What Makes a Leadership Program a Success?
Posted on: June 19, 2017 by Healthcare Business Today Team
By Dennis Eder
Among the things I have enjoyed most during my three decades as a healthcare executive and consultant has been the past five years serving as a senior leader with the Practice Change Leaders for Aging and Health (“PCL”) program. Funded by The John A. Hartford Foundation Inc. and The Atlantic Philanthropies, this program’s singular purpose is “to develop, support and expand the influence of organizational leaders who are committed to achieving transformative improvements in care for older adults.”

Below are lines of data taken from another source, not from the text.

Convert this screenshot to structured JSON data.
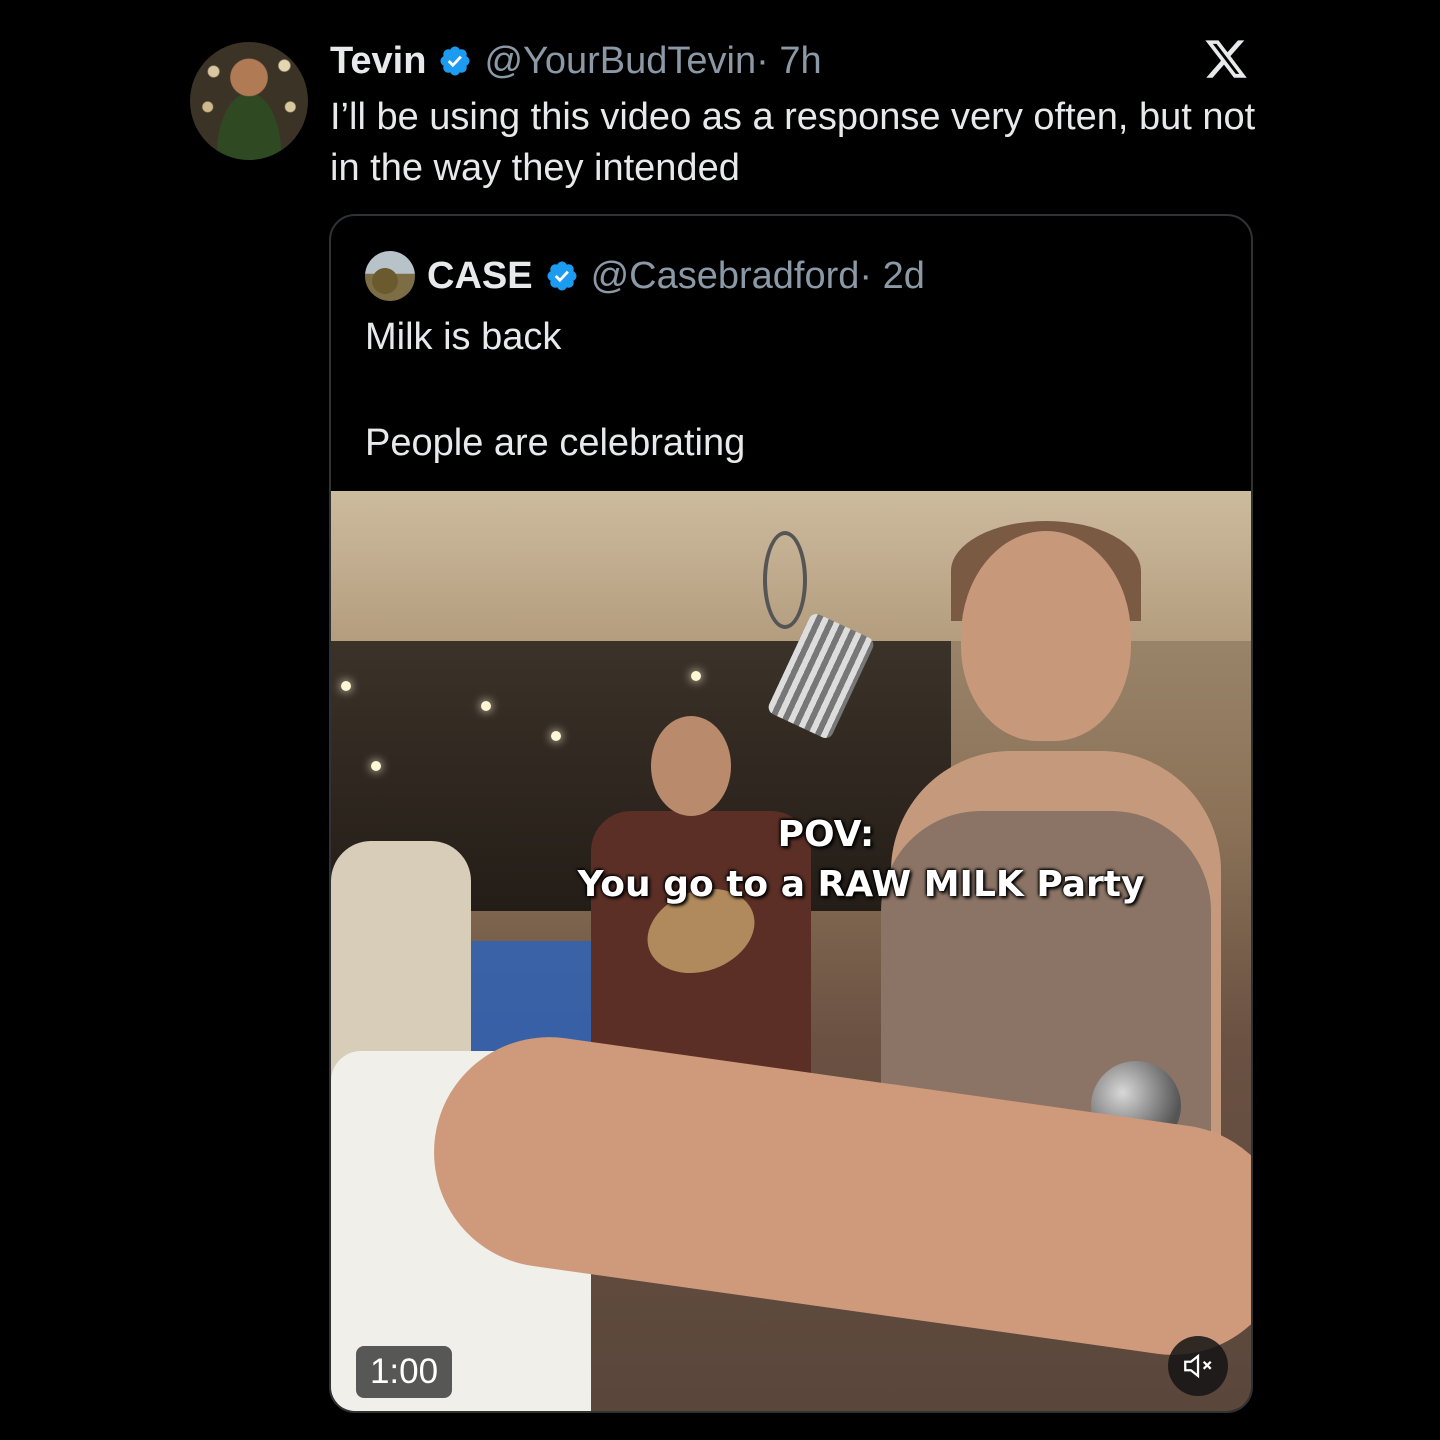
{
  "tweet": {
    "author_name": "Tevin",
    "handle": "@YourBudTevin",
    "time": " · 7h",
    "text": "I’ll be using this video as a response very often, but not in the way they intended"
  },
  "quoted": {
    "author_name": "CASE",
    "handle": "@Casebradford",
    "time": " · 2d",
    "text_line1": "Milk is back",
    "text_line2": "People are celebrating",
    "video": {
      "caption_pov": "POV:",
      "caption_line": "You go to a RAW MILK Party",
      "duration": "1:00"
    }
  },
  "icons": {
    "verified": "verified-badge-icon",
    "logo": "x-logo-icon",
    "mute": "speaker-muted-icon"
  },
  "colors": {
    "background": "#000000",
    "text": "#e7e9ea",
    "secondary_text": "#8b98a5",
    "verified_blue": "#1d9bf0",
    "border": "#2f3336"
  }
}
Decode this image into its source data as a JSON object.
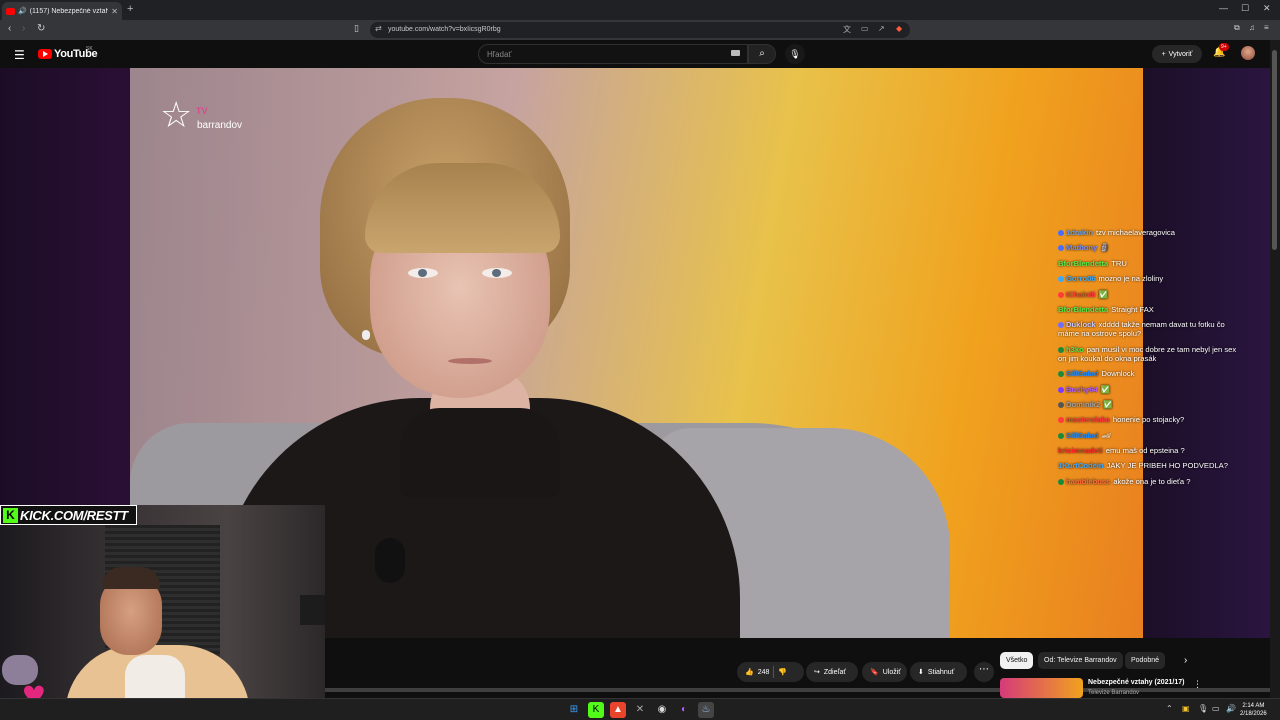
{
  "browser": {
    "tab_title": "(1157) Nebezpečné vztahy (2",
    "url": "youtube.com/watch?v=bxIicsgR0rbg"
  },
  "header": {
    "logo_text": "YouTube",
    "logo_region": "SK",
    "search_placeholder": "Hľadať",
    "create_label": "Vytvoriť",
    "notifications_badge": "9+"
  },
  "video": {
    "channel_logo_tv": "TV",
    "channel_logo_name": "barrandov"
  },
  "chat": [
    {
      "user": "1drakin",
      "text": "tzv michaelaveragovica",
      "color": "#5ea2ff",
      "dot": "#4a6cff"
    },
    {
      "user": "Mathony",
      "text": "🗿",
      "color": "#6f8cff",
      "dot": "#4a6cff"
    },
    {
      "user": "BforBlendetta",
      "text": "TRU",
      "color": "#54e84a",
      "dot": ""
    },
    {
      "user": "Gorro06",
      "text": "mozno je na zloliny",
      "color": "#3aa9ff",
      "dot": "#3aa9ff"
    },
    {
      "user": "IChain8i",
      "text": "✅",
      "color": "#ff3b3b",
      "dot": "#ff3b3b"
    },
    {
      "user": "BforBlendetta",
      "text": "Straight FAX",
      "color": "#54e84a",
      "dot": ""
    },
    {
      "user": "Duklock",
      "text": "xdddd takže nemam davat tu fotku čo máme na ostrove spolu?",
      "color": "#c7c7ff",
      "dot": "#6f6fff"
    },
    {
      "user": "h3ko",
      "text": "pan musil vi moc dobre ze tam nebyl jen sex on jim koukal do okna prasák",
      "color": "#54e84a",
      "dot": "#1a8a3a"
    },
    {
      "user": "SillGalad",
      "text": "Downlock",
      "color": "#1a8aff",
      "dot": "#1a8a3a"
    },
    {
      "user": "Bushy64",
      "text": "✅",
      "color": "#b15aff",
      "dot": "#7a3aff"
    },
    {
      "user": "Dominik2",
      "text": "✅",
      "color": "#a0a0a0",
      "dot": "#555"
    },
    {
      "user": "masteralaka",
      "text": "honenie po stojacky?",
      "color": "#ff3b3b",
      "dot": "#ff3b3b"
    },
    {
      "user": "SillGalad",
      "text": "🏎",
      "color": "#1a8aff",
      "dot": "#1a8a3a"
    },
    {
      "user": "kricimnadeti",
      "text": "emu maš od epsteina ?",
      "color": "#ff2a2a",
      "dot": ""
    },
    {
      "user": "1KurtCodein",
      "text": "JAKY JE PRIBEH HO PODVEDLA?",
      "color": "#3aa9ff",
      "dot": ""
    },
    {
      "user": "hamblebuss",
      "text": "akože ona je to dieťa ?",
      "color": "#ff6b3b",
      "dot": "#1a8a3a"
    }
  ],
  "webcam": {
    "kick_url": "KICK.COM/RESTT"
  },
  "actions": {
    "like_count": "248",
    "share_label": "Zdieľať",
    "save_label": "Uložiť",
    "download_label": "Stiahnuť",
    "more_label": "⋯"
  },
  "chips": [
    "Všetko",
    "Od: Televize Barrandov",
    "Podobné"
  ],
  "recommendation": {
    "title": "Nebezpečné vztahy (2021/17)",
    "channel": "Televize Barrandov"
  },
  "taskbar": {
    "time": "2:14 AM",
    "date": "2/18/2026"
  }
}
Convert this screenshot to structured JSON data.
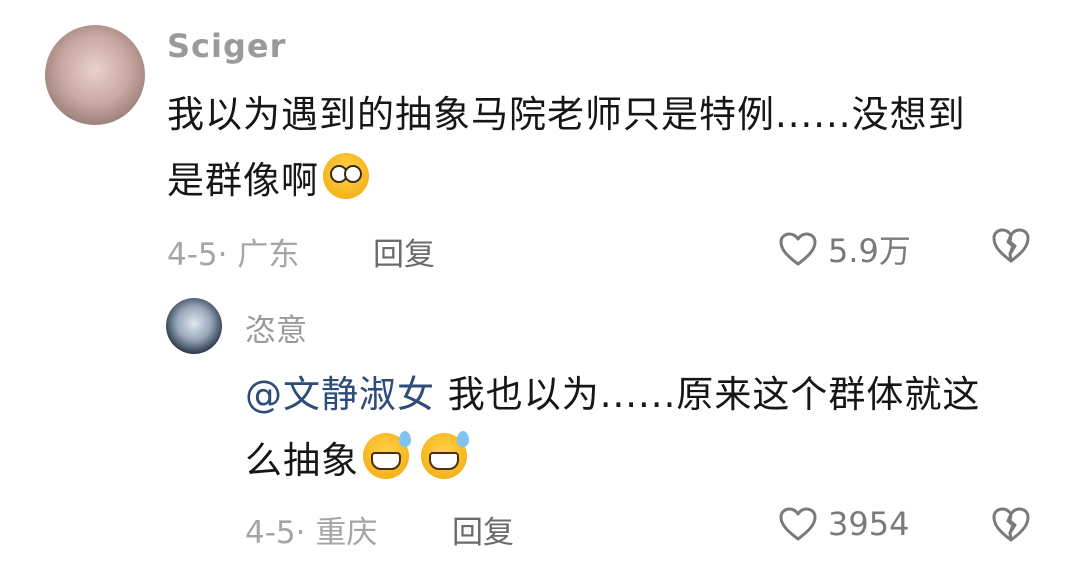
{
  "comment": {
    "username": "Sciger",
    "text_line1": "我以为遇到的抽象马院老师只是特例......没想到",
    "text_line2": "是群像啊",
    "emoji": "flushed-face-emoji",
    "date_location": "4-5· 广东",
    "reply_label": "回复",
    "likes": "5.9万",
    "reply": {
      "username": "恣意",
      "mention": "@文静淑女",
      "text_line1": " 我也以为......原来这个群体就这",
      "text_line2": "么抽象",
      "emojis": [
        "grinning-sweat-emoji",
        "grinning-sweat-emoji"
      ],
      "date_location": "4-5· 重庆",
      "reply_label": "回复",
      "likes": "3954"
    }
  },
  "colors": {
    "text": "#161616",
    "meta": "#a5a5a5",
    "mention": "#2d4c7a"
  }
}
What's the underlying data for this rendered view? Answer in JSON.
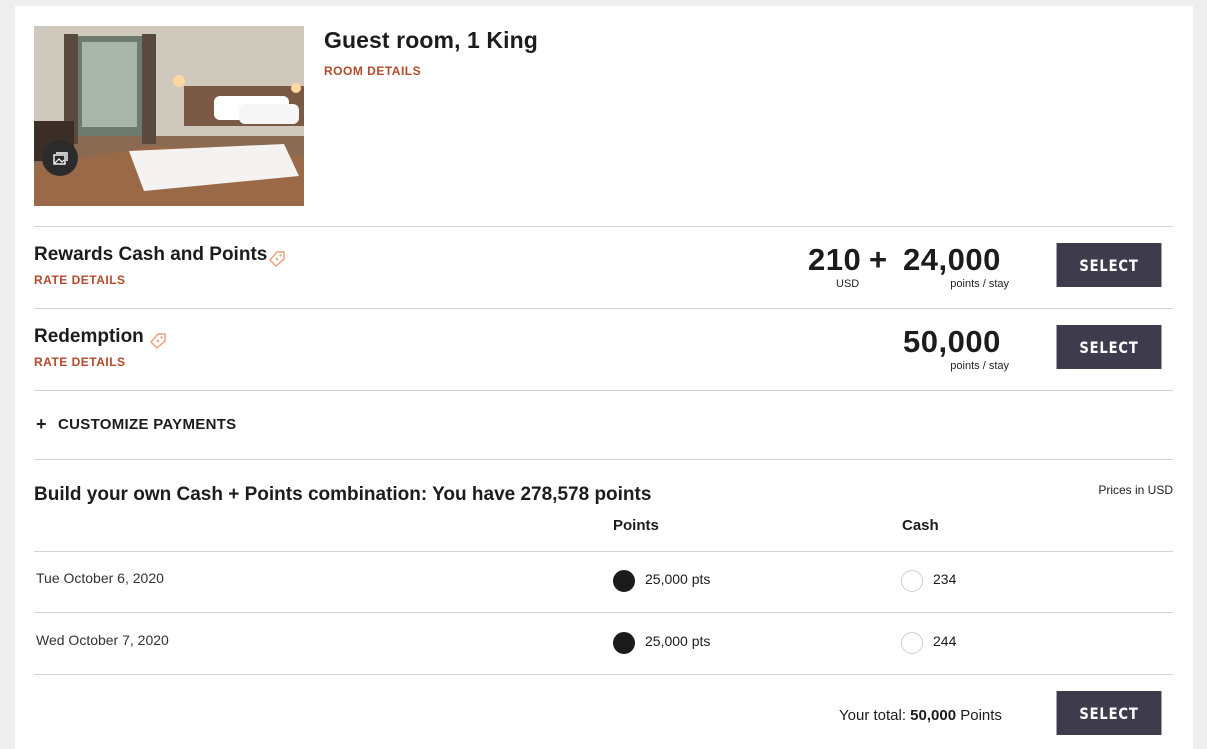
{
  "room": {
    "title": "Guest room, 1 King",
    "details_link": "ROOM DETAILS",
    "photo_icon": "gallery-icon"
  },
  "rates": [
    {
      "name": "Rewards Cash and Points",
      "details_link": "RATE DETAILS",
      "cash_amount": "210",
      "plus": "+",
      "points_amount": "24,000",
      "cash_unit": "USD",
      "points_unit": "points / stay",
      "button": "SELECT"
    },
    {
      "name": "Redemption",
      "details_link": "RATE DETAILS",
      "points_amount": "50,000",
      "points_unit": "points / stay",
      "button": "SELECT"
    }
  ],
  "customize": {
    "toggle_symbol": "+",
    "label": "CUSTOMIZE PAYMENTS"
  },
  "builder": {
    "title": "Build your own Cash + Points combination: You have 278,578 points",
    "prices_note": "Prices in USD",
    "col_points": "Points",
    "col_cash": "Cash",
    "rows": [
      {
        "date": "Tue October 6, 2020",
        "points": "25,000 pts",
        "cash": "234",
        "selected": "points"
      },
      {
        "date": "Wed October 7, 2020",
        "points": "25,000 pts",
        "cash": "244",
        "selected": "points"
      }
    ],
    "total_prefix": "Your total:",
    "total_value": "50,000",
    "total_suffix": "Points",
    "button": "SELECT"
  },
  "colors": {
    "accent_link": "#b24a2b",
    "button_bg": "#3e3b4c",
    "tag_icon": "#e8a07c"
  }
}
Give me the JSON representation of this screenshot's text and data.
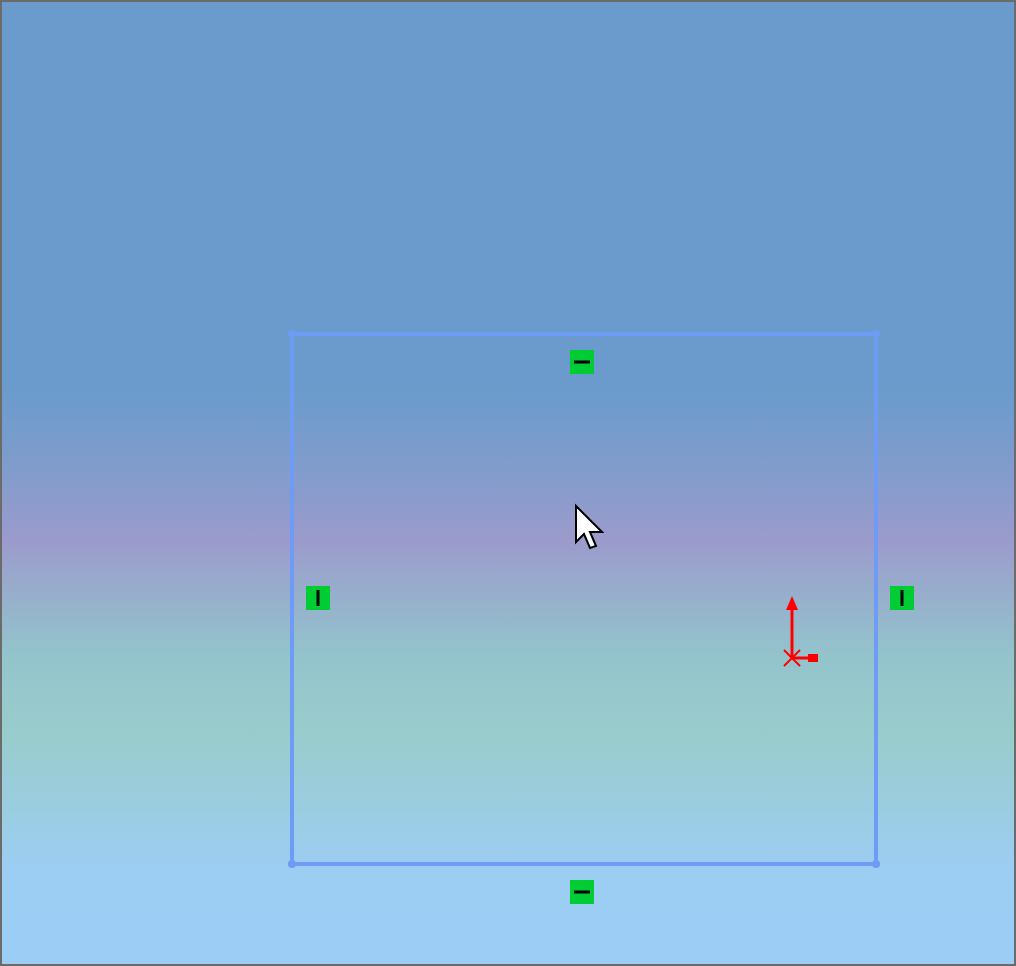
{
  "sketch": {
    "relations": [
      {
        "kind": "horizontal"
      },
      {
        "kind": "vertical"
      },
      {
        "kind": "vertical"
      },
      {
        "kind": "horizontal"
      }
    ]
  }
}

Under the direction of MacArthur Fellow and University of Colorado professor Eric A. Coleman, M.D., MPH, this program brings together a team of senior leaders who are not only experts in the field of geriatrics and community-based services, but who love to share their experience to each year’s cohort of change leaders. How we get to achieving the mission may evolve, but it is all about helping mid-career healthcare/community services professionals figure out how to develop and execute on improvements in care for elders.
Like so many of my peers, I’ve been involved both as a learner and a teacher in many other healthcare-related leadership programs, some of which have been worthwhile and some of which, sadly, have not. So what makes the PCL program so special, and what can other leadership programs learn from its success? Here are four takeaways learned from the trenches.
Ratio of Senior Leaders (“faculty”) to Change Leaders (“learners”)
The Practice Change Leaders program has 12 senior leaders and targets just ten change leaders. This extraordinarily high ratio of faculty to learners helps accelerate the learning process while also providing for (and encouraging) ongoing two-way learning and dialogue. In that regard the change leaders teach the senior leaders almost as much as the other way around.
The core of the interaction between the two groups is the “pod” – small group sessions that involve both in-person meetings three times per year as well as multiple phone calls in between. In the pod sessions the change leaders describe their change projects/ business plans and receive direct and sometimes uncomfortable feedback from their peers and the senior leaders (it is not unusual for a change leader to receive advice that their project isn’t going to work and that they need to go back to the drawing board). In that regard we not only spend a good deal of time focused on business plan development and presentation, but we also devote a meaningful amount of time on career development related to the project and plan.
Pressure on the participants to perform – we’re all being paid
Because of the generosity of the two funding sponsors, everyone receives payment for their work. The change leaders receive a $45,000 stipend to develop their business plans, and every senior leader receives a modest honorarium for attending each of the three-day in-person sessions spread out throughout the year. Being paid puts pressure on everyone to perform. Last year we had a change leader ask how she was supposed to get the business plan created when she had a “real job.” We clarified her thinking by pointing out that the PCL program was an extension of her real job, and she was being paid a generous sum to perform!
Participants want to be there
Acceptance to the PCL program is very competitive. Thus, the change leaders who are ultimately selected very much want to be part of the program. We have had a number of applicants turned down but encouraged to reapply. One of them was a good friend and former colleague of mine who, when she finally got into the program, she said it was a career highlight.
In this regard PCL contrasts with other programs where all applicants are accepted as long as their place of employment pays the fees. My experience in this context is that over 25 percent of the program attendees don’t really engage or care about being there. They are just getting a “box checked” as part of their career journey. In the PCL program, there are no “free riders.”
Consistency and quality of senior leaders
The senior leaders involved in the program are all highly experienced experts in the field of health services for the older population yet bring a diverse background to the program. A number of the leaders are either practicing or recently retired physicians; but there are also nurses, social workers, healthcare policy experts, and even one broken-down ex-CPA (me). We also bring in extraordinarily talented speakers on relevant topics. And, at the time of the presentation of the business plans by the change leaders, a panel of outside experts review the pitches so as to bring even greater perspective and feedback into the process.
In the broader view providing a mere ten motivated change leaders with the tools and guidance they need to be change agents and boundary spanners might appear to represent a small drop in the bucket given the nation’s large and pluralistic healthcare system. But, according to the program’s most recent survey, the 64 responding alumni have collectively influenced the lives of 3.4 million older adults and the practices of 47,000 health professionals. These numbers show the positive influence that such a program can have and are an encouraging sign as our nation continues to age and healthcare challenges continue to mount.
To learn more about the program and how to become a participant, go to www.changeleaders.org.
Dennis Eder is managing partner of Strategic Health Group, which provides healthcare organizations with consulting services across a wide spectrum of needs including strategic planning, new health plan development, market and product expansion, strategic partnering and affiliation, and interim executive management. www.strategichealthgroup.com.